» DATA EXTRACT:

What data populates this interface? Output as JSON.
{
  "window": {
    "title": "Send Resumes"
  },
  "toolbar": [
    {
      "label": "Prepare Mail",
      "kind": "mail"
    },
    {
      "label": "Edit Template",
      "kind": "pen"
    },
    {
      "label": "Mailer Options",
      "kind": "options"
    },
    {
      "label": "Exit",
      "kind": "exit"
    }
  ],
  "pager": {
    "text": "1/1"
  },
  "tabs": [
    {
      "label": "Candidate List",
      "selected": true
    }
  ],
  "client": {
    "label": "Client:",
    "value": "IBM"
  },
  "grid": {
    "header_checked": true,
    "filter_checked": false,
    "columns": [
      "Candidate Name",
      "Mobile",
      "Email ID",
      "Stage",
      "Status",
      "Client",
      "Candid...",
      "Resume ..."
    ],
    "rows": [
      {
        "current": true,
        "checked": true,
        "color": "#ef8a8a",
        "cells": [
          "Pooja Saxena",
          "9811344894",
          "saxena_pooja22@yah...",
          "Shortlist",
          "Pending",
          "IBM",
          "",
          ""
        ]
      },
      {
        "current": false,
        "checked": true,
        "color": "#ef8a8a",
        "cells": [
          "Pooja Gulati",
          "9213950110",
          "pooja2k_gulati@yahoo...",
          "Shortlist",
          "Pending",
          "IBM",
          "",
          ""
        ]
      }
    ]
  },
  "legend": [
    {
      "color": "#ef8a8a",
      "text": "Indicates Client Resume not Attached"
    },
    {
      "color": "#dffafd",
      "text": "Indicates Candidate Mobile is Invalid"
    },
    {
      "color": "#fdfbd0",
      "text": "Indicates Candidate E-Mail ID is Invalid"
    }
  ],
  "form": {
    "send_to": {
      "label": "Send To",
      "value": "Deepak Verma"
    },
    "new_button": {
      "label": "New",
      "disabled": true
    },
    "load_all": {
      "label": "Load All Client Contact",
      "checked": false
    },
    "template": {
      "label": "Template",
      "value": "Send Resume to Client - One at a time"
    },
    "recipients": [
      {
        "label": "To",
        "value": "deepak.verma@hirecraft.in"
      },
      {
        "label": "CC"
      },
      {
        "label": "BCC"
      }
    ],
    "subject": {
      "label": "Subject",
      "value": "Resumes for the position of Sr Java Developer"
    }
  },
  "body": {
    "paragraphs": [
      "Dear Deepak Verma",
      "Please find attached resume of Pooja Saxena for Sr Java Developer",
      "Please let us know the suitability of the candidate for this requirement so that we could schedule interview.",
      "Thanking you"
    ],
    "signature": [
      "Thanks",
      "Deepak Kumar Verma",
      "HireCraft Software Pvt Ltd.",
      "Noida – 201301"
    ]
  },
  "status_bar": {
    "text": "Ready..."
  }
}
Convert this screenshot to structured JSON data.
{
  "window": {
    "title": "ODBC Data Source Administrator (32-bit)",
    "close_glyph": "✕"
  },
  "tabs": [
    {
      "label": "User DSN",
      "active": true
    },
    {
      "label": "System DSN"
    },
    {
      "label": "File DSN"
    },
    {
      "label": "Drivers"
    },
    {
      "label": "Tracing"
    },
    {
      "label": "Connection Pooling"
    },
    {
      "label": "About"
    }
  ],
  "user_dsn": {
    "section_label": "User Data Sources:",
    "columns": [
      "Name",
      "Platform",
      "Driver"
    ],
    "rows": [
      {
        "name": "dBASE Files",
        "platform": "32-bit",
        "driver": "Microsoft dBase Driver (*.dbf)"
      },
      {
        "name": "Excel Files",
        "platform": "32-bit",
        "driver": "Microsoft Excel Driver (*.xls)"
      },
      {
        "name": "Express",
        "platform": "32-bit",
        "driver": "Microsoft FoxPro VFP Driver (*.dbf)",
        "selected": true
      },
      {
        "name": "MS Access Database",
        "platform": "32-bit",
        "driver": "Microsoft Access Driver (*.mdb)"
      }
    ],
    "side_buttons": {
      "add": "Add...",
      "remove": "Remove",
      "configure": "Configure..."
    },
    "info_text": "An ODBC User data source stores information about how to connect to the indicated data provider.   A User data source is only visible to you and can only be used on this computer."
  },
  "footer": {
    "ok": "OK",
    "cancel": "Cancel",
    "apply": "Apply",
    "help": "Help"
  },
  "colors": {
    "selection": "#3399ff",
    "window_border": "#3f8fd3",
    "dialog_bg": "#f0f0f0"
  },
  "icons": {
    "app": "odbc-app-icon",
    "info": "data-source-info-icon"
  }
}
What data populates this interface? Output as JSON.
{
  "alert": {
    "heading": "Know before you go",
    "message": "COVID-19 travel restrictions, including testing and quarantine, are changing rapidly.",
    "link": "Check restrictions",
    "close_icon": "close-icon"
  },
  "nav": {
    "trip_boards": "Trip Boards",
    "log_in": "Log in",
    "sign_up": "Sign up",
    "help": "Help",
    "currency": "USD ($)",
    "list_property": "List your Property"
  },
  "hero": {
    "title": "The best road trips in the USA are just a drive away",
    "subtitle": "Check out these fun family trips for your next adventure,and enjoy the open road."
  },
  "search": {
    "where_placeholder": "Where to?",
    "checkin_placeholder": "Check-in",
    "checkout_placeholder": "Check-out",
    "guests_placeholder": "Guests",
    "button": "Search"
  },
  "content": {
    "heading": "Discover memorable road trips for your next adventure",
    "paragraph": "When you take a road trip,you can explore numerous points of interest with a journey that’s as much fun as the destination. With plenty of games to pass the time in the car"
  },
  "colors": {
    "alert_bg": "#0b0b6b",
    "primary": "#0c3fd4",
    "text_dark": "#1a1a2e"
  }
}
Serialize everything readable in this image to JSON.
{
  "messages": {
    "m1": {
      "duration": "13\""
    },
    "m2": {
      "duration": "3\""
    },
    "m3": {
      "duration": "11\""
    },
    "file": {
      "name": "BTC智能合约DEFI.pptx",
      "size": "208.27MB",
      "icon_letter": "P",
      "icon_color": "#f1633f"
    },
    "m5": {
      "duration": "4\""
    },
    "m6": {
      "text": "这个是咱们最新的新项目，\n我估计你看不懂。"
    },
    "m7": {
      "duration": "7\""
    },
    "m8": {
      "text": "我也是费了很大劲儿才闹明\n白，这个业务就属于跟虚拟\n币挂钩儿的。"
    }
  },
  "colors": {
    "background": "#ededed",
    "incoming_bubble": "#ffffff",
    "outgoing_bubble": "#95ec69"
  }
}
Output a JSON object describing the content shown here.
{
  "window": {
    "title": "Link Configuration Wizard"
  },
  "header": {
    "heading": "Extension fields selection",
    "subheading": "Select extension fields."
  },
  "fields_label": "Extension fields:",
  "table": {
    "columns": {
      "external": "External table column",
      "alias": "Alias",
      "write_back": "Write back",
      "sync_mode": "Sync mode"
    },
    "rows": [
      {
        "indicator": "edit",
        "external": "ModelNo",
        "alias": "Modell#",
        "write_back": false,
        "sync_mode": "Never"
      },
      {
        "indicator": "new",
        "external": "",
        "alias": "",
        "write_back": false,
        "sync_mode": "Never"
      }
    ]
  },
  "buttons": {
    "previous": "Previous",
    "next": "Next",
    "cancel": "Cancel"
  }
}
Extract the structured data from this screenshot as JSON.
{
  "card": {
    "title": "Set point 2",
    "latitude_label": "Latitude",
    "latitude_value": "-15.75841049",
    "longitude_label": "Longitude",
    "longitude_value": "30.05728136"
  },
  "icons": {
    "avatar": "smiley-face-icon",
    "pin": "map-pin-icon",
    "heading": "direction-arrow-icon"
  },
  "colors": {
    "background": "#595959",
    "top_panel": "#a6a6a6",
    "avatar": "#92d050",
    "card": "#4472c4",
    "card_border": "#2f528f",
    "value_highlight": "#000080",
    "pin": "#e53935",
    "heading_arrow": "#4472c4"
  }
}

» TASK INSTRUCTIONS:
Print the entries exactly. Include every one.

» OUTPUT FOR THIS TASK:
What data populates this interface? Output as JSON.
{
  "window": {
    "title": "Send Resumes"
  },
  "toolbar": [
    {
      "label": "Prepare Mail",
      "kind": "mail"
    },
    {
      "label": "Edit Template",
      "kind": "pen"
    },
    {
      "label": "Mailer Options",
      "kind": "options"
    },
    {
      "label": "Exit",
      "kind": "exit"
    }
  ],
  "pager": {
    "text": "1/1"
  },
  "tabs": [
    {
      "label": "Candidate List",
      "selected": true
    }
  ],
  "client": {
    "label": "Client:",
    "value": "IBM"
  },
  "grid": {
    "header_checked": true,
    "filter_checked": false,
    "columns": [
      "Candidate Name",
      "Mobile",
      "Email ID",
      "Stage",
      "Status",
      "Client",
      "Candid...",
      "Resume ..."
    ],
    "rows": [
      {
        "current": true,
        "checked": true,
        "color": "#ef8a8a",
        "cells": [
          "Pooja Saxena",
          "9811344894",
          "saxena_pooja22@yah...",
          "Shortlist",
          "Pending",
          "IBM",
          "",
          ""
        ]
      },
      {
        "current": false,
        "checked": true,
        "color": "#ef8a8a",
        "cells": [
          "Pooja Gulati",
          "9213950110",
          "pooja2k_gulati@yahoo...",
          "Shortlist",
          "Pending",
          "IBM",
          "",
          ""
        ]
      }
    ]
  },
  "legend": [
    {
      "color": "#ef8a8a",
      "text": "Indicates Client Resume not Attached"
    },
    {
      "color": "#dffafd",
      "text": "Indicates Candidate Mobile is Invalid"
    },
    {
      "color": "#fdfbd0",
      "text": "Indicates Candidate E-Mail ID is Invalid"
    }
  ],
  "form": {
    "send_to": {
      "label": "Send To",
      "value": "Deepak Verma"
    },
    "new_button": {
      "label": "New",
      "disabled": true
    },
    "load_all": {
      "label": "Load All Client Contact",
      "checked": false
    },
    "template": {
      "label": "Template",
      "value": "Send Resume to Client - One at a time"
    },
    "recipients": [
      {
        "label": "To",
        "value": "deepak.verma@hirecraft.in"
      },
      {
        "label": "CC"
      },
      {
        "label": "BCC"
      }
    ],
    "subject": {
      "label": "Subject",
      "value": "Resumes for the position of Sr Java Developer"
    }
  },
  "body": {
    "paragraphs": [
      "Dear Deepak Verma",
      "Please find attached resume of Pooja Saxena for Sr Java Developer",
      "Please let us know the suitability of the candidate for this requirement so that we could schedule interview.",
      "Thanking you"
    ],
    "signature": [
      "Thanks",
      "Deepak Kumar Verma",
      "HireCraft Software Pvt Ltd.",
      "Noida – 201301"
    ]
  },
  "status_bar": {
    "text": "Ready..."
  }
}
Convert this screenshot to structured JSON data.
{
  "window": {
    "title": "ODBC Data Source Administrator (32-bit)",
    "close_glyph": "✕"
  },
  "tabs": [
    {
      "label": "User DSN",
      "active": true
    },
    {
      "label": "System DSN"
    },
    {
      "label": "File DSN"
    },
    {
      "label": "Drivers"
    },
    {
      "label": "Tracing"
    },
    {
      "label": "Connection Pooling"
    },
    {
      "label": "About"
    }
  ],
  "user_dsn": {
    "section_label": "User Data Sources:",
    "columns": [
      "Name",
      "Platform",
      "Driver"
    ],
    "rows": [
      {
        "name": "dBASE Files",
        "platform": "32-bit",
        "driver": "Microsoft dBase Driver (*.dbf)"
      },
      {
        "name": "Excel Files",
        "platform": "32-bit",
        "driver": "Microsoft Excel Driver (*.xls)"
      },
      {
        "name": "Express",
        "platform": "32-bit",
        "driver": "Microsoft FoxPro VFP Driver (*.dbf)",
        "selected": true
      },
      {
        "name": "MS Access Database",
        "platform": "32-bit",
        "driver": "Microsoft Access Driver (*.mdb)"
      }
    ],
    "side_buttons": {
      "add": "Add...",
      "remove": "Remove",
      "configure": "Configure..."
    },
    "info_text": "An ODBC User data source stores information about how to connect to the indicated data provider.   A User data source is only visible to you and can only be used on this computer."
  },
  "footer": {
    "ok": "OK",
    "cancel": "Cancel",
    "apply": "Apply",
    "help": "Help"
  },
  "colors": {
    "selection": "#3399ff",
    "window_border": "#3f8fd3",
    "dialog_bg": "#f0f0f0"
  },
  "icons": {
    "app": "odbc-app-icon",
    "info": "data-source-info-icon"
  }
}
What data populates this interface? Output as JSON.
{
  "alert": {
    "heading": "Know before you go",
    "message": "COVID-19 travel restrictions, including testing and quarantine, are changing rapidly.",
    "link": "Check restrictions",
    "close_icon": "close-icon"
  },
  "nav": {
    "trip_boards": "Trip Boards",
    "log_in": "Log in",
    "sign_up": "Sign up",
    "help": "Help",
    "currency": "USD ($)",
    "list_property": "List your Property"
  },
  "hero": {
    "title": "The best road trips in the USA are just a drive away",
    "subtitle": "Check out these fun family trips for your next adventure,and enjoy the open road."
  },
  "search": {
    "where_placeholder": "Where to?",
    "checkin_placeholder": "Check-in",
    "checkout_placeholder": "Check-out",
    "guests_placeholder": "Guests",
    "button": "Search"
  },
  "content": {
    "heading": "Discover memorable road trips for your next adventure",
    "paragraph": "When you take a road trip,you can explore numerous points of interest with a journey that’s as much fun as the destination. With plenty of games to pass the time in the car"
  },
  "colors": {
    "alert_bg": "#0b0b6b",
    "primary": "#0c3fd4",
    "text_dark": "#1a1a2e"
  }
}
Serialize everything readable in this image to JSON.
{
  "messages": {
    "m1": {
      "duration": "13\""
    },
    "m2": {
      "duration": "3\""
    },
    "m3": {
      "duration": "11\""
    },
    "file": {
      "name": "BTC智能合约DEFI.pptx",
      "size": "208.27MB",
      "icon_letter": "P",
      "icon_color": "#f1633f"
    },
    "m5": {
      "duration": "4\""
    },
    "m6": {
      "text": "这个是咱们最新的新项目，\n我估计你看不懂。"
    },
    "m7": {
      "duration": "7\""
    },
    "m8": {
      "text": "我也是费了很大劲儿才闹明\n白，这个业务就属于跟虚拟\n币挂钩儿的。"
    }
  },
  "colors": {
    "background": "#ededed",
    "incoming_bubble": "#ffffff",
    "outgoing_bubble": "#95ec69"
  }
}
Output a JSON object describing the content shown here.
{
  "window": {
    "title": "Link Configuration Wizard"
  },
  "header": {
    "heading": "Extension fields selection",
    "subheading": "Select extension fields."
  },
  "fields_label": "Extension fields:",
  "table": {
    "columns": {
      "external": "External table column",
      "alias": "Alias",
      "write_back": "Write back",
      "sync_mode": "Sync mode"
    },
    "rows": [
      {
        "indicator": "edit",
        "external": "ModelNo",
        "alias": "Modell#",
        "write_back": false,
        "sync_mode": "Never"
      },
      {
        "indicator": "new",
        "external": "",
        "alias": "",
        "write_back": false,
        "sync_mode": "Never"
      }
    ]
  },
  "buttons": {
    "previous": "Previous",
    "next": "Next",
    "cancel": "Cancel"
  }
}
Extract the structured data from this screenshot as JSON.
{
  "card": {
    "title": "Set point 2",
    "latitude_label": "Latitude",
    "latitude_value": "-15.75841049",
    "longitude_label": "Longitude",
    "longitude_value": "30.05728136"
  },
  "icons": {
    "avatar": "smiley-face-icon",
    "pin": "map-pin-icon",
    "heading": "direction-arrow-icon"
  },
  "colors": {
    "background": "#595959",
    "top_panel": "#a6a6a6",
    "avatar": "#92d050",
    "card": "#4472c4",
    "card_border": "#2f528f",
    "value_highlight": "#000080",
    "pin": "#e53935",
    "heading_arrow": "#4472c4"
  }
}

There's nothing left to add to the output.